- [What to work on]:
Return every line of the entries that includes the word "true".

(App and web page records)
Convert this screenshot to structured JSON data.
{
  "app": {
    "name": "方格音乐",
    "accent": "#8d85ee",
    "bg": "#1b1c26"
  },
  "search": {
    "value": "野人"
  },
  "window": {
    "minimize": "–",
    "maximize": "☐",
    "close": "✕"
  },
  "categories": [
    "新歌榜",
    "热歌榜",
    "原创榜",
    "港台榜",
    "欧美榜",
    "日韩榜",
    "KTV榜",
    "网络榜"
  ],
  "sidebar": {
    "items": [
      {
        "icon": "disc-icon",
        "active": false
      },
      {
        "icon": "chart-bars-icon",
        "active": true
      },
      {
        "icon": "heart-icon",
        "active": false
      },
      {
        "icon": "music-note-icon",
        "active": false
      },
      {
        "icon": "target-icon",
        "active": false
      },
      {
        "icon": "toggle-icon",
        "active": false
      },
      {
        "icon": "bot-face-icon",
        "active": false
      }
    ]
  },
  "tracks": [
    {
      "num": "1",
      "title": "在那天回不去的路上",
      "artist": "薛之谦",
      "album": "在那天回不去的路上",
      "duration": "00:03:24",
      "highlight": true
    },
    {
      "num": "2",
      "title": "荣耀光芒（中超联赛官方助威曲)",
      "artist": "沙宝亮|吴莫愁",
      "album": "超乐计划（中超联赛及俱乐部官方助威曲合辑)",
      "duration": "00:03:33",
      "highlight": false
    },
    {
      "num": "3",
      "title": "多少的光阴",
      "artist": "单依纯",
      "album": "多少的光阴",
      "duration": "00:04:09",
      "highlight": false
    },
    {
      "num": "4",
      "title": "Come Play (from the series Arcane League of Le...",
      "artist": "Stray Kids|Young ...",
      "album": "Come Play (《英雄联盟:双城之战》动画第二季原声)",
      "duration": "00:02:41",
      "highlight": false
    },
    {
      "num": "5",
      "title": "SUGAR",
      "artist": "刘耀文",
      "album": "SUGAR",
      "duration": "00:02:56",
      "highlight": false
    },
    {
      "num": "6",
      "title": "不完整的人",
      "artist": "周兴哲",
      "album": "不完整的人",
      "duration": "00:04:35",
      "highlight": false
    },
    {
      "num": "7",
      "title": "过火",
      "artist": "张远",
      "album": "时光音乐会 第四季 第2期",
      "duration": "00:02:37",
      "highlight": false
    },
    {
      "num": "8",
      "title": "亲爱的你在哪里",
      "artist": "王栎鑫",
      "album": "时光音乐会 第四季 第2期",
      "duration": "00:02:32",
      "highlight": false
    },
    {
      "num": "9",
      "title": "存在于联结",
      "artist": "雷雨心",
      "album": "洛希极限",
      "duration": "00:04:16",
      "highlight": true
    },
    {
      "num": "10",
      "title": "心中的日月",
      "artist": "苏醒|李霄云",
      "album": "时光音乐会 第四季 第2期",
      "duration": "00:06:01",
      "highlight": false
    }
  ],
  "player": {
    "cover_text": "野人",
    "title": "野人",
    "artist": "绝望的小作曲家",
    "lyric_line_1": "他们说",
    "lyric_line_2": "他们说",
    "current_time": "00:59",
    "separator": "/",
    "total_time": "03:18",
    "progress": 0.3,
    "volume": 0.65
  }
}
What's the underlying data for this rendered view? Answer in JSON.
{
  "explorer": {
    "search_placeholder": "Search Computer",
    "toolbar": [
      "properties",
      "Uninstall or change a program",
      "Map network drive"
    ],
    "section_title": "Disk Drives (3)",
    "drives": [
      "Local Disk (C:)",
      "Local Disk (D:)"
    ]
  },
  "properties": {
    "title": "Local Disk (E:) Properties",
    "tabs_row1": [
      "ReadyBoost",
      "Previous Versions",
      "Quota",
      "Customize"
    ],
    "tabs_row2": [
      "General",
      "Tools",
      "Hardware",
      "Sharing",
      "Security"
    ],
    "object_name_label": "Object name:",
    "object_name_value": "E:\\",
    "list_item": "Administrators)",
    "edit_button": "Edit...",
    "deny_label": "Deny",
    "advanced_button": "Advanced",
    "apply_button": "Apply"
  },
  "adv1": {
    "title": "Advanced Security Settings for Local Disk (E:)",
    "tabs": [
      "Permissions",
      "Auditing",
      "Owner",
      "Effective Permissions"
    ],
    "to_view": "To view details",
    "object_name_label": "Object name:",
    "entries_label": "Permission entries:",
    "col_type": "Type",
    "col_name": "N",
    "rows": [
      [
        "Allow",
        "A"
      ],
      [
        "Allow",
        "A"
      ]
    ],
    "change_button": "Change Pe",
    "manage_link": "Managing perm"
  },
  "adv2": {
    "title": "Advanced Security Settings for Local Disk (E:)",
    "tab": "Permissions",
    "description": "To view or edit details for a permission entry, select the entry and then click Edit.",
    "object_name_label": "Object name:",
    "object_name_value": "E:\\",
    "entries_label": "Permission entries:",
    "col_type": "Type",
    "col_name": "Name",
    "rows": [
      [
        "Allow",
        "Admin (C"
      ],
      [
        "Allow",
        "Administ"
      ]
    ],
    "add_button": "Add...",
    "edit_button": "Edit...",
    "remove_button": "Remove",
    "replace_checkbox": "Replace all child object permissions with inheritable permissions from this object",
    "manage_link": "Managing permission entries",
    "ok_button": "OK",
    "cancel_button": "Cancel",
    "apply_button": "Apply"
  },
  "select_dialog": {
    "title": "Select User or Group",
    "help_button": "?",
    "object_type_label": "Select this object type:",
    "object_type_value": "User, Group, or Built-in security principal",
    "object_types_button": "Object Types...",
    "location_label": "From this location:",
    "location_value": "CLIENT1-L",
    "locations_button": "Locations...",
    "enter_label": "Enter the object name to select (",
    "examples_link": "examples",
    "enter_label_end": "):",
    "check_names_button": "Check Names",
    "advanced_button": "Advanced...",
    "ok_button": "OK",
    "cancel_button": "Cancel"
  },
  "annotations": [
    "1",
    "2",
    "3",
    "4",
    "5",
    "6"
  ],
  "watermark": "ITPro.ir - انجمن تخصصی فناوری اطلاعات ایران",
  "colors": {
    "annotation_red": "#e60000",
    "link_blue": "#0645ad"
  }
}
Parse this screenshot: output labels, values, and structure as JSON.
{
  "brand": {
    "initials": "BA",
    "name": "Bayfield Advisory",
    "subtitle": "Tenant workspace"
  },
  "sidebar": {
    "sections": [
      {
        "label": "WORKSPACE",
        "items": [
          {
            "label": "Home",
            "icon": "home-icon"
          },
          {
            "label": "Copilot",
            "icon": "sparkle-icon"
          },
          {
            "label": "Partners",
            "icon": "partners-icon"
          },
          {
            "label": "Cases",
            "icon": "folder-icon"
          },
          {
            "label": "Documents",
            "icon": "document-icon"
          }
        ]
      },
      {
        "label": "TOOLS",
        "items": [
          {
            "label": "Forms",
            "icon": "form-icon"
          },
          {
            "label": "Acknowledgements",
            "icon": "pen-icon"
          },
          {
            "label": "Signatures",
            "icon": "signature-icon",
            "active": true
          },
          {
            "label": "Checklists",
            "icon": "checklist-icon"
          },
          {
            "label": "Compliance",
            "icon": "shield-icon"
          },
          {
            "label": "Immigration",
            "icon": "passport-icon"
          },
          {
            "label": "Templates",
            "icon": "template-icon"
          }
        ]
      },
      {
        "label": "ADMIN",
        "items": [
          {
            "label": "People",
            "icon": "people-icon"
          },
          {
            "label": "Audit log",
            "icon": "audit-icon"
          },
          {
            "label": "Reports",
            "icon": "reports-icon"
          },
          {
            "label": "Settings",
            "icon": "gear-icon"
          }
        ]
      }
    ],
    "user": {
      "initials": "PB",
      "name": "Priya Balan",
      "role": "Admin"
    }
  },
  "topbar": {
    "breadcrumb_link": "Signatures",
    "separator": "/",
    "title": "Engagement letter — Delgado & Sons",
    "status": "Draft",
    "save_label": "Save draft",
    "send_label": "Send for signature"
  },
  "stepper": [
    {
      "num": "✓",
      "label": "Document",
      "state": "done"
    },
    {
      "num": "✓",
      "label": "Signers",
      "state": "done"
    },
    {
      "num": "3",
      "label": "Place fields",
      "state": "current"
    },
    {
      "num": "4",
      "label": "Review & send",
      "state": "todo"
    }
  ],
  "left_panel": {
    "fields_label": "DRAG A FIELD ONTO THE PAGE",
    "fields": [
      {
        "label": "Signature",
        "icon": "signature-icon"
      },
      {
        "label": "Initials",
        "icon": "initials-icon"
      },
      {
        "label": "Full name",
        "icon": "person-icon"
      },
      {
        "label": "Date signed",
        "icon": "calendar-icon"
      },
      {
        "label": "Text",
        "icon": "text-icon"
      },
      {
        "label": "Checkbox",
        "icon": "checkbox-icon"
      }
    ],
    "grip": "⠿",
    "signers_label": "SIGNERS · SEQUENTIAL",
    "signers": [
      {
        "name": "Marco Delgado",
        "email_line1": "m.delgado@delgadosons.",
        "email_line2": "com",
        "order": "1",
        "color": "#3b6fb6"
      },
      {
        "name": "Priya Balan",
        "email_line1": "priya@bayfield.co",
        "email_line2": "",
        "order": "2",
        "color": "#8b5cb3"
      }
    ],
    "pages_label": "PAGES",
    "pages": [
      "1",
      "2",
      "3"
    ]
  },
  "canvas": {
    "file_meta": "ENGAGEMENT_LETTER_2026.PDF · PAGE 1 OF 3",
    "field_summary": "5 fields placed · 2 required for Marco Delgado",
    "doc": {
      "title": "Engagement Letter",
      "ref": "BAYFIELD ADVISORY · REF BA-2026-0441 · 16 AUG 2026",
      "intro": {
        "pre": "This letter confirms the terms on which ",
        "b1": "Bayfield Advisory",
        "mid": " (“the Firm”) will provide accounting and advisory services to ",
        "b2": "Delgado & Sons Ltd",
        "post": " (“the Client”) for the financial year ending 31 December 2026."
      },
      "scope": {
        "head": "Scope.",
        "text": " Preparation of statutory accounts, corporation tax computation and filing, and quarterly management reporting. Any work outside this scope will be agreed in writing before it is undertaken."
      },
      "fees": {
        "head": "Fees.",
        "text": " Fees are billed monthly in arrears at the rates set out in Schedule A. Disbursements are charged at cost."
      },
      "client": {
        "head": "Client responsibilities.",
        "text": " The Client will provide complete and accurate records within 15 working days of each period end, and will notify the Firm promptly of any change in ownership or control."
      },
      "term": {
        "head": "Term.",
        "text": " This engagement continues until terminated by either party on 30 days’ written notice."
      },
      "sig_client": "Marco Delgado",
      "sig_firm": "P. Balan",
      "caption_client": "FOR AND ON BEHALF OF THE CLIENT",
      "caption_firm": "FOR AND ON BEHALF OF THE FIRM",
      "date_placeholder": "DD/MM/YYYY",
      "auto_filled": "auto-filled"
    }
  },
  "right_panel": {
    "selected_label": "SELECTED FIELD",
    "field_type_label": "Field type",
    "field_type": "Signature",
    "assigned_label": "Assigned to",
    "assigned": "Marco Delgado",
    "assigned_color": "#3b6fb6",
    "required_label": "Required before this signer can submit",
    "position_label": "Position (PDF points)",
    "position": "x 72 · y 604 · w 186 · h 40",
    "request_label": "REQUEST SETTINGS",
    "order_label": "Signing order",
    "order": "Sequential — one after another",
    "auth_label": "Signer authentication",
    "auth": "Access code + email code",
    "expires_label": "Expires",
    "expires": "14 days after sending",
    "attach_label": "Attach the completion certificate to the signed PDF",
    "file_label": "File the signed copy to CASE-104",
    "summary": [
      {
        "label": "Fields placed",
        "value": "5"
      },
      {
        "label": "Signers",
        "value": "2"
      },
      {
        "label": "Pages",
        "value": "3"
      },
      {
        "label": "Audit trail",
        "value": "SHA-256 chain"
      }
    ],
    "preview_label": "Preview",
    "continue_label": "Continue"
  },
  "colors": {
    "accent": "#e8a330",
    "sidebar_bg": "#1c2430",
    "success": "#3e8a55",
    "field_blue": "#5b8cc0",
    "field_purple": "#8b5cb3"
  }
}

- [Solved exercise]:
        "active": true
      "highlight": true
      "highlight": true
            "active": true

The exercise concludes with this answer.